|Brief cessation counseling||Routinely screen for smoking and immediately offer smokers brief advice to quit, following a script that asks youth about prior quit attempts, asks youth whether they are willing to make a quit attempt now, and offers brief recommendations of strategies that can help them quit.||Lower: Takes 3 minutes. Can be delivered by any staff person, with minimal training on script.|
|Extended cessation counseling||Routinely screen for smoking and refer smokers to an in-house cessation counselor. The counselor follows a script that asks youth about prior quit attempts and whether they are willing to make a quit attempt now, offers more detailed strategies that can help them quit, and focuses on boosting confidence to quit.||Moderate: Takes 15–20 minutes. Requires half-day training in smoking cessation counseling. Youth access to program is dependent on when a counselor is available.|
|Multisession group counseling||Routinely screen for smoking and refer smokers to an in-house weekly smoking cessation program that is offered on a regular basis.||Higher: Typically 4–7 sessions. Requires half-day training in smoking cessation counseling. Ideally, staff would have counseling background or experience facilitating groups. Youth access to program is dependent on when program is offered.|
Results from this part of the interview on smoking program preferences suggested the following:
Use of Other Substances. Despite cigarette smoking being the leading cause of preventable disease and death in the United States, there is sometimes concern that quitting smoking will have unintended negative consequences for homeless youth, such as increasing their use of other substances. Research on homeless adults has found that this is not the case, use.[6–8]
Mental Health Problems. Smokers often report that they smoke to cope with negative affective states, raising the question of whether quitting smoking will exacerbate existing mental health problems among homeless youth. Again, existing research suggests that this is not the case. Although studies have not been conducted with homeless smokers specifically, a number of studies show that smoking cessation is actually associated with lower rates of mood/anxiety disorders and perceived stress, including among individuals with a history of mental disorders., , , 
Treatment Effectiveness. In general, "more is better" when it comes to smoking cessation treatment.11 Routinely screening for smoking and offering brief (three-minute) advice to quit may be a good option for agencies interested in offering a low-cost, evidence-based program. But the more intensive option of a 15-minute counseling session is likely to be even more effective, and a multisession program will be more effective than a single counseling session. Providing pharmacotherapy (e.g., nicotine patch) in combination with any type of cessation counseling will increase the likelihood of quitting even more. Ultimately, a program that incorporates multiple components will be the most beneficial.
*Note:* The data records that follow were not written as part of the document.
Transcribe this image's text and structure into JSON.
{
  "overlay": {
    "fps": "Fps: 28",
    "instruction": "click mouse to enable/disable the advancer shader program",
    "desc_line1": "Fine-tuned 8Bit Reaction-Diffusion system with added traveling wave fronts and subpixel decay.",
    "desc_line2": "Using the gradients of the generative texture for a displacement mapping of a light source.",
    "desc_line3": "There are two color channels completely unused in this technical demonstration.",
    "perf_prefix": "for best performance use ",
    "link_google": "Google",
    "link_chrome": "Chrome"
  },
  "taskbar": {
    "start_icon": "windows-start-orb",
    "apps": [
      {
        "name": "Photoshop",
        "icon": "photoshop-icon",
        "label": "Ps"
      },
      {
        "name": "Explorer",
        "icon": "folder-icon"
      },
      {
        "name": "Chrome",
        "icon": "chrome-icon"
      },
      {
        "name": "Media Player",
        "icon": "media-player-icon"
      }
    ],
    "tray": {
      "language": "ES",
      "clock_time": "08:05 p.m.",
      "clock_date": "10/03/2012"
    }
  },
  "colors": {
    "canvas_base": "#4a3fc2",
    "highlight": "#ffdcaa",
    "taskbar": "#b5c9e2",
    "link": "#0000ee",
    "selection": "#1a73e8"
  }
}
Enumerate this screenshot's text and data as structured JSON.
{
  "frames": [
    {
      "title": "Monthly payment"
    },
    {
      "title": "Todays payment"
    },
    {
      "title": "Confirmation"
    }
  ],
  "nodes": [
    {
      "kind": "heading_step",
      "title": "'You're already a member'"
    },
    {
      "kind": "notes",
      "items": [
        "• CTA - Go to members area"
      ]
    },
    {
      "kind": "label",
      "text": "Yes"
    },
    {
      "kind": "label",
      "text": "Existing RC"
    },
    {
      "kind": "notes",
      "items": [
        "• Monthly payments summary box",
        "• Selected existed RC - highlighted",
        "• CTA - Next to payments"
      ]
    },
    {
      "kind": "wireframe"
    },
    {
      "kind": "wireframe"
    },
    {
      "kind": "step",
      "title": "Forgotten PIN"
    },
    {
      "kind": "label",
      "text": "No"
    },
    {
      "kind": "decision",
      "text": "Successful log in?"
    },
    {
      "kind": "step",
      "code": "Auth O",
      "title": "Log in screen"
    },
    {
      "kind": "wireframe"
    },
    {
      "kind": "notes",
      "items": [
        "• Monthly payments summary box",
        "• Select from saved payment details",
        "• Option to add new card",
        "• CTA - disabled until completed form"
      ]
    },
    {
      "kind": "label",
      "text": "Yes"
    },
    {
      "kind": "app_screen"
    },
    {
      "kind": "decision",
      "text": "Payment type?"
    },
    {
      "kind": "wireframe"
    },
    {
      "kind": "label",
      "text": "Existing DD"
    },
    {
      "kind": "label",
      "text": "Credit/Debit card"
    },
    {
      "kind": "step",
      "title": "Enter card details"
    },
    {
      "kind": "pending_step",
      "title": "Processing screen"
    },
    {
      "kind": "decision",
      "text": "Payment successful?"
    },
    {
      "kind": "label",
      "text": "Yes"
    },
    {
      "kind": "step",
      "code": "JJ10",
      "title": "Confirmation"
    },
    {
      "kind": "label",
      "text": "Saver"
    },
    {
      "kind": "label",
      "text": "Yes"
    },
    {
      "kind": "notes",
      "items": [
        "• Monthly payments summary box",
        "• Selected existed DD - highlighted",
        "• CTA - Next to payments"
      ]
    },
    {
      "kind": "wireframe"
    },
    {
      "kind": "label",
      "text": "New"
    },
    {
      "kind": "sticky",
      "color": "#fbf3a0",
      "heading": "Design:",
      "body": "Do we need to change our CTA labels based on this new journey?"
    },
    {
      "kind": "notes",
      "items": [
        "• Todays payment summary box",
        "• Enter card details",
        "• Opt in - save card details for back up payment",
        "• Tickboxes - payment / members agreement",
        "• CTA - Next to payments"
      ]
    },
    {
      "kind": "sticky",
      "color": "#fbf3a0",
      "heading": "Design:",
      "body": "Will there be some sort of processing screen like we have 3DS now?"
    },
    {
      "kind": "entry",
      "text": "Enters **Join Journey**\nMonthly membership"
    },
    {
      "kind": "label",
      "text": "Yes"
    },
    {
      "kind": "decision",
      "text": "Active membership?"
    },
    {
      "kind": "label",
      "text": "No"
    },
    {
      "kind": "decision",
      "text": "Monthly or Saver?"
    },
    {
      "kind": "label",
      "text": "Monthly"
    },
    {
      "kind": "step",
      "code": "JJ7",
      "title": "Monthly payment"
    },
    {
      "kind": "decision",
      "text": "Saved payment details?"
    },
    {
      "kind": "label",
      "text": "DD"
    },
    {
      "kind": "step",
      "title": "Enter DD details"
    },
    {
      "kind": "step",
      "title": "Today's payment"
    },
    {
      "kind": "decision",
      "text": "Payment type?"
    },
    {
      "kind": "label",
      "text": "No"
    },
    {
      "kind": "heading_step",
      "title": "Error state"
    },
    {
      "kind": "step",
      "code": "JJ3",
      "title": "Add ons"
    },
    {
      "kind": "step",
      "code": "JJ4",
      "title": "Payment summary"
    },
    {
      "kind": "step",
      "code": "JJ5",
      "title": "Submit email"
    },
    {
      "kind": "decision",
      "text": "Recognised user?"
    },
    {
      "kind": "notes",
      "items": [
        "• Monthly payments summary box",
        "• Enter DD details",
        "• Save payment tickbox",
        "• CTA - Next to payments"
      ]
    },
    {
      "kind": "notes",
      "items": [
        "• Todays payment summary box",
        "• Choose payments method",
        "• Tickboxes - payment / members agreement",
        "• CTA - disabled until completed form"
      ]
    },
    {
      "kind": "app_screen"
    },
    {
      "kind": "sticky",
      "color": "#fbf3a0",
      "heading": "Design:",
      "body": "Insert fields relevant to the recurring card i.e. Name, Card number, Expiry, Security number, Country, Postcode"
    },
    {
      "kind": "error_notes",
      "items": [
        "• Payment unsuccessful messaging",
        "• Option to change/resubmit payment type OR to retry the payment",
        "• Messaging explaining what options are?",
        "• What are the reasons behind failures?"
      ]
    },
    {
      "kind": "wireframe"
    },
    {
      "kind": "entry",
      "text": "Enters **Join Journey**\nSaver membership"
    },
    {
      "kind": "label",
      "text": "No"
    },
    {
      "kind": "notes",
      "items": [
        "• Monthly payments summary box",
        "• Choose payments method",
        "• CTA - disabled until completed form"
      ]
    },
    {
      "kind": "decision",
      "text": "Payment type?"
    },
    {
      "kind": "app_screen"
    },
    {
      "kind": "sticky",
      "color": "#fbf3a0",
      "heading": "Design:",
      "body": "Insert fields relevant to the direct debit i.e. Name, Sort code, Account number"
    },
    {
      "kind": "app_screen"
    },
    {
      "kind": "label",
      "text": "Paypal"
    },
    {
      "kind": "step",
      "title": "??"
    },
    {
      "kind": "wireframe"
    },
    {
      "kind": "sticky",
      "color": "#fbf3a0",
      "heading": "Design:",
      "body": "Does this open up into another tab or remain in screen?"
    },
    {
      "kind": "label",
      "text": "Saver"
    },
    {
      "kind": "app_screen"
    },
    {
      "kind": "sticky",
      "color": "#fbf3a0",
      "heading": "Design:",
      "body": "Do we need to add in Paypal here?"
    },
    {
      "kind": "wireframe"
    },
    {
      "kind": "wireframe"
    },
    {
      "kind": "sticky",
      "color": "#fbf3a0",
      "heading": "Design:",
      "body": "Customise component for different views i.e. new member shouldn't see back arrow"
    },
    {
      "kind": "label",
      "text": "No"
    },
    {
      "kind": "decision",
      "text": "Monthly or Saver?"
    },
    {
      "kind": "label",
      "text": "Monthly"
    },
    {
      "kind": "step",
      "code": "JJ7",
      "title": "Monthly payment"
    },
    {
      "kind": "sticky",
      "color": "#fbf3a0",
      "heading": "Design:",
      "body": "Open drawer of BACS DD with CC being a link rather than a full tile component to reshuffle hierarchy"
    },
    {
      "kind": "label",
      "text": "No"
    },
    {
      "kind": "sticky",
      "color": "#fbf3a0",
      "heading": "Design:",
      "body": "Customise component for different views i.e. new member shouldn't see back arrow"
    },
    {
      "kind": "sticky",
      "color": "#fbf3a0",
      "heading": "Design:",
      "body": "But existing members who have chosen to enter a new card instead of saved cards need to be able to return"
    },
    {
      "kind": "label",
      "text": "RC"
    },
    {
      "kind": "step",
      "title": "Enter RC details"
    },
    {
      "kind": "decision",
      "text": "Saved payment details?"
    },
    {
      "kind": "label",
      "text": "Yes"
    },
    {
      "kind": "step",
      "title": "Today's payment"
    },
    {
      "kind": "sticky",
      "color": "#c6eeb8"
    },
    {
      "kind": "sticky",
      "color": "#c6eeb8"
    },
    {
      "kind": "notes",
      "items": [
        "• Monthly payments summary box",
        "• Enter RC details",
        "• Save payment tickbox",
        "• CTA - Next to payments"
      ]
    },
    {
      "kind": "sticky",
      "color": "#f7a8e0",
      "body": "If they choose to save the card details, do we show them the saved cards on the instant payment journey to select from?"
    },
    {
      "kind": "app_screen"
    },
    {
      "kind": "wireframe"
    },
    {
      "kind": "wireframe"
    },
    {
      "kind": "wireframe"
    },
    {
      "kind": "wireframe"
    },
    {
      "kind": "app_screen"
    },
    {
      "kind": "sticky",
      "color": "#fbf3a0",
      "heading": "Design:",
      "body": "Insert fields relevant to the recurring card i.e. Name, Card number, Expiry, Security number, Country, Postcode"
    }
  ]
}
Implementing Smoking Cessation Programs in Service Settings. Homeless youth are embedded in a culture of smoking, sometimes even in the settings where they seek services. In addition to offering smoking cessation counseling to homeless youth who smoke, it is important to create an environment within these settings that is supportive of quitting. Routinely screening youth for smoking during intake, providing ongoing education on smoking cessation to staff, having reading materials on quitting smoking available in waiting rooms, and establishing a smoke-free outdoor area are relatively small changes that can have a potentially big impact on preventing and reducing tobacco use among homeless youth.